++++ DATASET EXCERPTS

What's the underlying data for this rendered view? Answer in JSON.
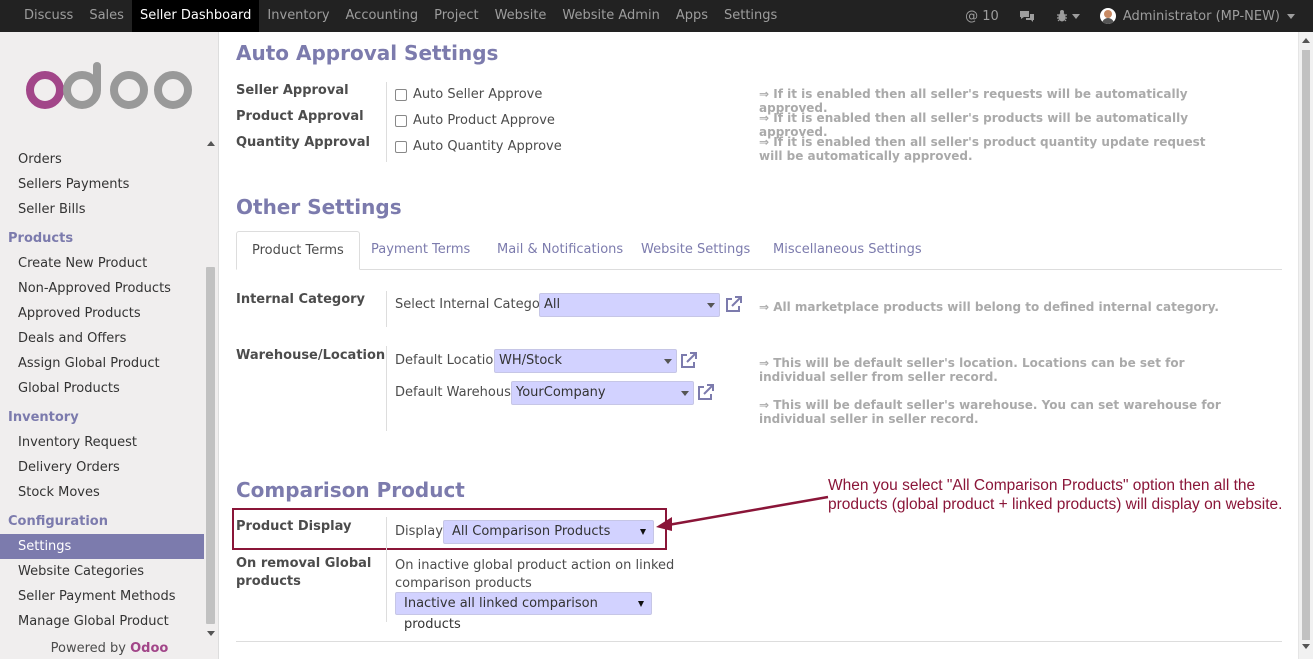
{
  "topbar": {
    "menu": [
      "Discuss",
      "Sales",
      "Seller Dashboard",
      "Inventory",
      "Accounting",
      "Project",
      "Website",
      "Website Admin",
      "Apps",
      "Settings"
    ],
    "active_menu": "Seller Dashboard",
    "mentions_count": "@ 10",
    "user": "Administrator (MP-NEW)"
  },
  "sidebar": {
    "logo_text": "odoo",
    "items_top": [
      "Orders",
      "Sellers Payments",
      "Seller Bills"
    ],
    "products_title": "Products",
    "products_items": [
      "Create New Product",
      "Non-Approved Products",
      "Approved Products",
      "Deals and Offers",
      "Assign Global Product",
      "Global Products"
    ],
    "inventory_title": "Inventory",
    "inventory_items": [
      "Inventory Request",
      "Delivery Orders",
      "Stock Moves"
    ],
    "configuration_title": "Configuration",
    "configuration_items": [
      "Settings",
      "Website Categories",
      "Seller Payment Methods",
      "Manage Global Product"
    ],
    "active_item": "Settings",
    "powered_prefix": "Powered by",
    "powered_brand": "Odoo"
  },
  "auto_approval": {
    "title": "Auto Approval Settings",
    "rows": [
      {
        "label": "Seller Approval",
        "checkbox": "Auto Seller Approve",
        "checked": false,
        "help": "⇒ If it is enabled then all seller's requests will be automatically approved."
      },
      {
        "label": "Product Approval",
        "checkbox": "Auto Product Approve",
        "checked": false,
        "help": "⇒ If it is enabled then all seller's products will be automatically approved."
      },
      {
        "label": "Quantity Approval",
        "checkbox": "Auto Quantity Approve",
        "checked": false,
        "help": "⇒ If it is enabled then all seller's product quantity update request will be automatically approved."
      }
    ]
  },
  "other_settings": {
    "title": "Other Settings",
    "tabs": [
      "Product Terms",
      "Payment Terms",
      "Mail & Notifications",
      "Website Settings",
      "Miscellaneous Settings"
    ],
    "active_tab": "Product Terms",
    "internal_category": {
      "label": "Internal Category",
      "field_label": "Select Internal Category",
      "value": "All",
      "help": "⇒ All marketplace products will belong to defined internal category."
    },
    "warehouse": {
      "label": "Warehouse/Location",
      "location_label": "Default Location",
      "location_value": "WH/Stock",
      "location_help": "⇒ This will be default seller's location. Locations can be set for individual seller from seller record.",
      "warehouse_label": "Default Warehouse",
      "warehouse_value": "YourCompany",
      "warehouse_help": "⇒ This will be default seller's warehouse. You can set warehouse for individual seller in seller record."
    }
  },
  "comparison": {
    "title": "Comparison Product",
    "display_label": "Product Display",
    "display_field_label": "Display",
    "display_value": "All Comparison Products",
    "removal_label": "On removal Global products",
    "removal_text": "On inactive global product action on linked comparison products",
    "removal_value": "Inactive all linked comparison products",
    "annotation": "When you select \"All Comparison Products\" option then all the products (global product + linked products) will display on website."
  },
  "colors": {
    "accent": "#7c7bad",
    "annotation": "#8a1538",
    "select_bg": "#d2d2ff"
  }
}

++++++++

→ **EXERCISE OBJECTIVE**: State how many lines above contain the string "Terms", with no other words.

→ **RESPONSE**: 3